good news/bad news
The good news is, after sitting around for 4 hours waiting for wind today, we got off all three races to finish Group B. I told Dave Johnson (our USSTAG onsite media guy) in an interview (here), that when there’s not enough wind for even the match racers to be out there, you know it’s dead calm. But match racing is looking pretty great as an Olympic sport, because generally we can race much more often than the other fleets—whether it’s too windy or too light for others, we’re still typically racing. (We got 11 races off yesterday whereas only 4 of the other 13 fleets even got one race). That’s aside from the fact that it’s clearly a fun part of the sport to watch. The other good news is that we had some really great match races today.
The bad news is, with a forecast for really light breeze today, we were actually hoping not to race, because Alice came down with food poisoning in the middle of the night.

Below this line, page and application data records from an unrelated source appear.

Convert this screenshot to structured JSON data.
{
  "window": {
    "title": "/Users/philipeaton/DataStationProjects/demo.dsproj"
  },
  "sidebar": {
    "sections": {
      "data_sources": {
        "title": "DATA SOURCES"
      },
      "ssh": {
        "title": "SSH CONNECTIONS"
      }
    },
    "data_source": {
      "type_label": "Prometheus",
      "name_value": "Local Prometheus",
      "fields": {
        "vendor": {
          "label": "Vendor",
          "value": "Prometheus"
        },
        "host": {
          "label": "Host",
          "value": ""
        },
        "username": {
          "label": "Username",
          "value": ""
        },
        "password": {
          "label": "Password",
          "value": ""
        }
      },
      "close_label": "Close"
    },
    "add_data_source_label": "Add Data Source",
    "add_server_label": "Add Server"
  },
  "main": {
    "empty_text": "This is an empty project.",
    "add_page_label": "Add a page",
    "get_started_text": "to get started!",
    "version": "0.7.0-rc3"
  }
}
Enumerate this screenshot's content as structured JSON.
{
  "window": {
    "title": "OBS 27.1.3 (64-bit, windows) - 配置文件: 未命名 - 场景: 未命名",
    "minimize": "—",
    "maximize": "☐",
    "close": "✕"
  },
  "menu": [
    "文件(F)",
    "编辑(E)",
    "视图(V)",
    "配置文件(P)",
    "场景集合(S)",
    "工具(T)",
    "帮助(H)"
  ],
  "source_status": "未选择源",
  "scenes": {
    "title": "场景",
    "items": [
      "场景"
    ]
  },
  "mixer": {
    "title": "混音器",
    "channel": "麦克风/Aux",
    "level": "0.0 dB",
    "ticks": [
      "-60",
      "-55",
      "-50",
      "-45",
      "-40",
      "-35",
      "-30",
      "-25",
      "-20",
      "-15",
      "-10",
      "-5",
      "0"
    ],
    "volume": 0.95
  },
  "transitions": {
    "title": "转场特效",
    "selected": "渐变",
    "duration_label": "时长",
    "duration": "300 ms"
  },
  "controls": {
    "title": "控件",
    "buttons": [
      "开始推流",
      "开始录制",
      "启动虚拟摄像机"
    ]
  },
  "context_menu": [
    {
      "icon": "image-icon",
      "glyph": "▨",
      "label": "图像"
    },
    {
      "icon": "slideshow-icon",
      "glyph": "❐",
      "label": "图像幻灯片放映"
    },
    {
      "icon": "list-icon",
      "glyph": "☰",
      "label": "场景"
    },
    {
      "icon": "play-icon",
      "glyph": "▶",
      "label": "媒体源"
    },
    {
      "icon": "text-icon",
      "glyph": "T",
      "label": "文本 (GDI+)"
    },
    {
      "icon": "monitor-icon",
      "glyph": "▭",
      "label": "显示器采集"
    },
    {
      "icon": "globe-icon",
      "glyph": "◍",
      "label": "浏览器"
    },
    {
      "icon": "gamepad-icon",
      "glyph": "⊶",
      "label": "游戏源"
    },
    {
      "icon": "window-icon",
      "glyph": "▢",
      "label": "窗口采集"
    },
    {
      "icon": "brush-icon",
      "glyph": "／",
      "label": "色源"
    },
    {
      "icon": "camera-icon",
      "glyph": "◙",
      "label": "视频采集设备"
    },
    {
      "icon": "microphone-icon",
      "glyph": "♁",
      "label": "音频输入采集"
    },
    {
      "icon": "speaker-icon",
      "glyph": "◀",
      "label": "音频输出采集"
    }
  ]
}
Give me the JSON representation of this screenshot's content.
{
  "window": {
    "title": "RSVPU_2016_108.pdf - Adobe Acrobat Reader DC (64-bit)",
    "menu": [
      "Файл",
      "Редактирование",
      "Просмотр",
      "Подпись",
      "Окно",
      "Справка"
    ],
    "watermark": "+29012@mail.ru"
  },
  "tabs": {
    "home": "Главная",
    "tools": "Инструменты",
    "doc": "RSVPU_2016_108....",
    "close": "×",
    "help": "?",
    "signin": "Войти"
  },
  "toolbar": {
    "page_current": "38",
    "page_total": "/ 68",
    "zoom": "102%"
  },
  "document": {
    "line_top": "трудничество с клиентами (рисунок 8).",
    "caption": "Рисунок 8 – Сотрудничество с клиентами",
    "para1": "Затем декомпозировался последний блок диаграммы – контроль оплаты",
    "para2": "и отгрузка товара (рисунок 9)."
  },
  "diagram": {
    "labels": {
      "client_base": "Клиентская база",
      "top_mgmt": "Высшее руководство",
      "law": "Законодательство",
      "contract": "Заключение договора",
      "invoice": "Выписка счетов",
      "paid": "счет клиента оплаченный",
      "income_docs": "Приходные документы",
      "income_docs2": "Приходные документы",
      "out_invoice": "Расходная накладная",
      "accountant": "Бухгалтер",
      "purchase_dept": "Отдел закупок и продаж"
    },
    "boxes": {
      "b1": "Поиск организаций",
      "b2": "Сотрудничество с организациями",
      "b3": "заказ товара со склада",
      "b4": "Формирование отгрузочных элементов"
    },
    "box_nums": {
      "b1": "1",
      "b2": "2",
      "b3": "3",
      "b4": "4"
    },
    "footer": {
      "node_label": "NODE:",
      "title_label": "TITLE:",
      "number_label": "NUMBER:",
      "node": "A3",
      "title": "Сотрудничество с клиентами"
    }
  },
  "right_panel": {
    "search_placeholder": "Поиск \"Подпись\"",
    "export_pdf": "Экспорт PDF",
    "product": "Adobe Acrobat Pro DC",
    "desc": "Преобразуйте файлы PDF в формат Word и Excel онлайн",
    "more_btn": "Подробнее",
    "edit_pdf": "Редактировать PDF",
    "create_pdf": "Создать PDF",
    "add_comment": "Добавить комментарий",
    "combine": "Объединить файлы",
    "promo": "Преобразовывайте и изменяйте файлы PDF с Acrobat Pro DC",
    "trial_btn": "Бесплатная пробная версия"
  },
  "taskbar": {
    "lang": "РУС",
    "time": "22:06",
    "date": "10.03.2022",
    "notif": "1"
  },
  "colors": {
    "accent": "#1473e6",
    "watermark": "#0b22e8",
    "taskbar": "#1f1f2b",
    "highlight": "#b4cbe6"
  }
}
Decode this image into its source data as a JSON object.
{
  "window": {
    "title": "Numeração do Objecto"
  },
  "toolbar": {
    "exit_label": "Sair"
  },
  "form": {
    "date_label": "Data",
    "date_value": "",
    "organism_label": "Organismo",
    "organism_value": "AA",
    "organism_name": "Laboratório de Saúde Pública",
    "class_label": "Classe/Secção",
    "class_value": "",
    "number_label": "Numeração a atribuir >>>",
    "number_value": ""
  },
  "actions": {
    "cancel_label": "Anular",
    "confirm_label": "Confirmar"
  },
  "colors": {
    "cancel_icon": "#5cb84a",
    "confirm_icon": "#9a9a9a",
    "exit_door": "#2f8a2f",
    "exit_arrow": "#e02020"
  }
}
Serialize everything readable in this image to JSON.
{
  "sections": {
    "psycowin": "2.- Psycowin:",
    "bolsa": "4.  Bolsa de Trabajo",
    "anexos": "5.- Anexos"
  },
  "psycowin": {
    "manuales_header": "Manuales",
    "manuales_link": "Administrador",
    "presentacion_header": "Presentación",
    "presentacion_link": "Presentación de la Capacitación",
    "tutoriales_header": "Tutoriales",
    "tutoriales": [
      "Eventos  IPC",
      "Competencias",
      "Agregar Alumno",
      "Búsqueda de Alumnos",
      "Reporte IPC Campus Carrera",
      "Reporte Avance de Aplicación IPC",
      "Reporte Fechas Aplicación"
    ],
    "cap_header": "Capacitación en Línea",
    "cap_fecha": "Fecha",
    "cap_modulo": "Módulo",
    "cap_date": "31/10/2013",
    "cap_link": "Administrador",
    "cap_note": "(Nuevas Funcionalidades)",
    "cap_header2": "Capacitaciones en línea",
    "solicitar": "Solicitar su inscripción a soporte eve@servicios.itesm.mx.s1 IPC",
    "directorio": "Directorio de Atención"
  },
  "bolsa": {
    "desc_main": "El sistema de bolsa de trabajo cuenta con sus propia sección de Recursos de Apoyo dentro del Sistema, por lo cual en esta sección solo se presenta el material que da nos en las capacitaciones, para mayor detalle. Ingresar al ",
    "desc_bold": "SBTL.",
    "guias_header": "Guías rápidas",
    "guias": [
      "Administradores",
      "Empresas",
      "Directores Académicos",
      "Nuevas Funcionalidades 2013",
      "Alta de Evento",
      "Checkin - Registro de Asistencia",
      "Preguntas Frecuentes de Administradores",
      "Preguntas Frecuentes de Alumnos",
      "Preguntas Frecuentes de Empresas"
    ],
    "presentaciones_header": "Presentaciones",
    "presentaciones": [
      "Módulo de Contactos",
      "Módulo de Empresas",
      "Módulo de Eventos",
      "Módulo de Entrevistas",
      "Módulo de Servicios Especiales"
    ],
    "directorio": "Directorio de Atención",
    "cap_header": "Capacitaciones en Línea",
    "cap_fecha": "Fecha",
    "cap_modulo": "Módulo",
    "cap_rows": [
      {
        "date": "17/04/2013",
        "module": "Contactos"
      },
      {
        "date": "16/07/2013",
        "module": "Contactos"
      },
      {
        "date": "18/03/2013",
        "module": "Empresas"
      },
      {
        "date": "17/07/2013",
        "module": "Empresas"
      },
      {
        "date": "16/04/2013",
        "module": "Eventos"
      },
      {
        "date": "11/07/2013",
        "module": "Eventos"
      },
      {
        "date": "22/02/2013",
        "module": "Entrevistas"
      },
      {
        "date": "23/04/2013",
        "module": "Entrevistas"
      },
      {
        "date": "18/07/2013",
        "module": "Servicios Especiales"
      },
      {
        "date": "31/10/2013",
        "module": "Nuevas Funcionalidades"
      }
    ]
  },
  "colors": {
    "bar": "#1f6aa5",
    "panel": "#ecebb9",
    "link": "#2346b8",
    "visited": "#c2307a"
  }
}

Needless to say, she wasn’t feeling well and hadn’t slept much, but was a complete trooper for her attitude and abilities racing today. When the RC sent us out right on time at 9 AM trying to make the most of the breeze at the time, we roused her out of bed, only to go out and drift for 2 hrs before being sent back in. Lunch on shore for Karina and I and a touch more sleep for Alice and the breeze finally filled in a little, sending us to race our 3 harder competitors (after winning all three races yesterday).
Our first race was against French team LeBerre, and after holding them out at the boat at the start we had a pretty convincing win against them. We then raced the British Macgregor team (currently ranked #1 in the world), and that was a great race. We had a good prestart, with us winning the very favored pin that we wanted but with them splitting right to starboard advantage with a bit more speed at the gun. We rounded close behind them at the windward mark, managed to get around them on the downwind but had to bat turn around the mark while they had more speed outside of us. We had to tack off, giving them the left and having us close behind again at the weather mark. With a pretty textbook downwind we were able to get on their breeze, gybe onto starboard at them and keep the overlap, but they just could soak to the zone. As we gybed to the finish on top of them, us with our kite full and them collapsed underneath us, they must have only just crossed the line a hair ahead of us. AHH!
The last race we drew a penalty on the Australian Whitty team in the dial-up, but they managed to eke out just enough of a lead to do their penalty and beat us to the finish line. That left our advancing fate in the hands of the French LeBerre team—who needed to lose to Macgregor for us to qualify through. They beat Macgregor, thus actually winning the round robin, which left us third for the day and means we’ll be fighting in the repechage for a spot in the quarterfinals.
The good news is, we know Hyeres can have racing, even if the forecast calls for really light breeze. The bad news is—the next four days all call for that!
(I guess the best news is-we made it to Hyeres in the first place, with only one missed connection due to volcanic ash difficulties!) Event website is here. Photo Guillaume Durand Copyright/SOF2010.
Wish us luck,
Genny, Karina and Alice